All lines holding the word "AVSOLU" should be located in the records and copied.

Dataset rows describing interfaces
==================================================

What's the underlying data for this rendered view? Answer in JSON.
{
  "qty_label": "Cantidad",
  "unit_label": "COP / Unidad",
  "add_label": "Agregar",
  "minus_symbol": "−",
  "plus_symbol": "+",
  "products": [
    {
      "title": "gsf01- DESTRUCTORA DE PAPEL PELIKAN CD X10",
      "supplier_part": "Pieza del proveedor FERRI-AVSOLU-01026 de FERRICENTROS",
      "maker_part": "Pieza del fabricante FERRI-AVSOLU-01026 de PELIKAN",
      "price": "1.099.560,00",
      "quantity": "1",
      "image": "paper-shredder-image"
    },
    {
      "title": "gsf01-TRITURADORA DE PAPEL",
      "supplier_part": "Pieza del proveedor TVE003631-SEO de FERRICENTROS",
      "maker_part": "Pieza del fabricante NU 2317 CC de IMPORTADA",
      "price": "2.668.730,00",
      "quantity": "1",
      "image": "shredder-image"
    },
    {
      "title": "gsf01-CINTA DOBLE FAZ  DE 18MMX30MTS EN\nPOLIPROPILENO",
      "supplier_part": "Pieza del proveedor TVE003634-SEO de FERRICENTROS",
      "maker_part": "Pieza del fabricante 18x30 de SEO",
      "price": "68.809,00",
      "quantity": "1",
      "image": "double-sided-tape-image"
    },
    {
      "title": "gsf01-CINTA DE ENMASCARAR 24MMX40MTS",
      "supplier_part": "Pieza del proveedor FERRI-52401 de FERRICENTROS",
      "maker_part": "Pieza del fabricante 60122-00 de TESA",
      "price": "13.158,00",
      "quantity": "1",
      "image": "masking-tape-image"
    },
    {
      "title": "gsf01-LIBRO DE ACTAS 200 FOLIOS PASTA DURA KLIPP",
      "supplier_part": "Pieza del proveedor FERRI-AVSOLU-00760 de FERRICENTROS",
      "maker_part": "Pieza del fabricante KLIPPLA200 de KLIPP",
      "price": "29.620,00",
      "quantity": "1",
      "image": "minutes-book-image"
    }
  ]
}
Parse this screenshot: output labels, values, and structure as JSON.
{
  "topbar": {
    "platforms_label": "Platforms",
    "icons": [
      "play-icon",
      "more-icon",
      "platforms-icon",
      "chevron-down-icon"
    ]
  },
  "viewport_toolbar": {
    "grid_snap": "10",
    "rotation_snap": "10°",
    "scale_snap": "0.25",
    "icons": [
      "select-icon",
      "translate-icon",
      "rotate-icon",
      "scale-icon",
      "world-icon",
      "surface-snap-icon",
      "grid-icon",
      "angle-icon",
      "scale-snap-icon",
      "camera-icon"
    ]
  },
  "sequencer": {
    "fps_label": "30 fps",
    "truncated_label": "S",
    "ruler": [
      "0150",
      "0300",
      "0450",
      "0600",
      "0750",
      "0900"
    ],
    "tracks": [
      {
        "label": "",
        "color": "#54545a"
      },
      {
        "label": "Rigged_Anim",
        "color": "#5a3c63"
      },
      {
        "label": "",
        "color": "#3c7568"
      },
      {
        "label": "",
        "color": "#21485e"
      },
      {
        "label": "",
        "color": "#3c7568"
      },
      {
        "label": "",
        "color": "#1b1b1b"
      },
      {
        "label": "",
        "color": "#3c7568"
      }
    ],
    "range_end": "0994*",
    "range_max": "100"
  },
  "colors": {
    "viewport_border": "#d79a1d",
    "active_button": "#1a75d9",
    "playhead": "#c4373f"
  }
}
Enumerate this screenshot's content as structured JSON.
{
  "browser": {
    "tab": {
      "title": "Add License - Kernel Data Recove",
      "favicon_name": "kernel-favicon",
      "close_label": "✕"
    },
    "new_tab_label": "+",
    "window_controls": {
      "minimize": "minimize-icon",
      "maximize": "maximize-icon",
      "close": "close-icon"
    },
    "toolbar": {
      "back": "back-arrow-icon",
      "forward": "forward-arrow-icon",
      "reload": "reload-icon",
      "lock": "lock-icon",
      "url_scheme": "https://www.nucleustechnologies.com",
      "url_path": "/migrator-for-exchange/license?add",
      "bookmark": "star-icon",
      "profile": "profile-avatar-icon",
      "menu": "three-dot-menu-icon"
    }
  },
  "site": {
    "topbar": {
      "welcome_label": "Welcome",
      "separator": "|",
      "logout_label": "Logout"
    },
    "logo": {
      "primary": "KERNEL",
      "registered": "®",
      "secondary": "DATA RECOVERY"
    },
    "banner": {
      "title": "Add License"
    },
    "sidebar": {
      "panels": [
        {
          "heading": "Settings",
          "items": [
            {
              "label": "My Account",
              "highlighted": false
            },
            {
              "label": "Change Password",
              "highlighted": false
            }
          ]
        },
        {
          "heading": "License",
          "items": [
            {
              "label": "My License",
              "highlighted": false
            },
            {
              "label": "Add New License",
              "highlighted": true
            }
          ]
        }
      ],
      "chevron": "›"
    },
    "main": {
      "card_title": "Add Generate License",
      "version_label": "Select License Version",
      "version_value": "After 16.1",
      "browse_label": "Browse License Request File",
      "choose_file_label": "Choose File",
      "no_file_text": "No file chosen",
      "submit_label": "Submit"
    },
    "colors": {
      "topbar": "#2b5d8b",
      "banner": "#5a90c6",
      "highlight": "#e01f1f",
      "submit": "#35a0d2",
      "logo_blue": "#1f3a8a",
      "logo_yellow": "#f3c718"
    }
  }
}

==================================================

▶ _Answer box_:
      "supplier_part": "Pieza del proveedor FERRI-AVSOLU-01026 de FERRICENTROS",
      "maker_part": "Pieza del fabricante FERRI-AVSOLU-01026 de PELIKAN",
      "supplier_part": "Pieza del proveedor FERRI-AVSOLU-00760 de FERRICENTROS",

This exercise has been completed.